The Gyalwang Karmapa was once more requested by the Himalayan Buddhist Cultural Association to offer empowerment and teachings, in an annual gathering of Delhi’s Tibetan and Himalayan peoples that has taken place for the Read the rest of this article

Gyalwang Karmapa’s Teaching During the 1st Arya Kshema Nuns’ Gathering – Why Bhikshuni Ordination is Important

21-24 January 2014 – Tergar Monastery, Bodhgaya

Women monastics are indispensible

During the historic first Arya Kshema Winter Dharma Gathering for Kagyu nuns the Gyalwang Karmapa offered eight days of dharma discourses, interspersing his teachings with frank and well-researched advice on the important issue of full-nun’s ordination in Tibet (known in Sanskrit as ‘Bhikshuni’ ordination and in Tibetan as ‘Gelongma’ ordination).

Citing little-known textual descriptions, the Gyalwang Karmapa related accounts of thriving nuns’ communities—including many fully ordained nuns—in central areas of Tibet several centuries ago. However, such communities have disappeared and today there is no full ordination offered to nuns within the Tibetan tradition.

It is important for us to once again have a community of fully ordained nuns now, the Gyalwang Karmapa unequivocally said, stressing that only with the presence of fully ordained women is the Buddhist community complete.

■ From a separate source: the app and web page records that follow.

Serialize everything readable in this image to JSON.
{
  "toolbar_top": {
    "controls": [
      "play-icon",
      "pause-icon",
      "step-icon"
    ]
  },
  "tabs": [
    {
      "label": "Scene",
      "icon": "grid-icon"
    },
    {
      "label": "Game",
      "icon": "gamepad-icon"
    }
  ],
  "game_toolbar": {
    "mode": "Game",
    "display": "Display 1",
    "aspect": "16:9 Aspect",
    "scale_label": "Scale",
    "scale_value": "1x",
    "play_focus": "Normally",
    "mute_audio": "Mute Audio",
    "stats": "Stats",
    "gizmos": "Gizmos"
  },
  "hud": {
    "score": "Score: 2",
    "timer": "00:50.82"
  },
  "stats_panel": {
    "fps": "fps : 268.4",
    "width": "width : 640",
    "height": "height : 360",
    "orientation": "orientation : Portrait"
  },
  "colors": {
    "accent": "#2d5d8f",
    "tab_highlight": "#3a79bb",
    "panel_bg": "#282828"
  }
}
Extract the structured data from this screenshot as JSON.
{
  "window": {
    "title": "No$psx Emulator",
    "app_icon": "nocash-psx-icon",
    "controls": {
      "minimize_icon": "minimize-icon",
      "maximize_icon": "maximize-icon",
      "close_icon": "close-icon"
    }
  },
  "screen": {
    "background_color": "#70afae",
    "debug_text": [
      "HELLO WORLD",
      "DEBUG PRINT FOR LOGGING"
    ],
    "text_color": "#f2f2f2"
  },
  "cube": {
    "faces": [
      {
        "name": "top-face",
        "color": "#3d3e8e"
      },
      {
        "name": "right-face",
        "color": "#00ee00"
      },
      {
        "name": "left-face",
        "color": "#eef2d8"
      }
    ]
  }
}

Teaching primarily to around 207 nuns from six Kagyu nunneries who took part in the Arya Kshema Gathering, Read the rest of this article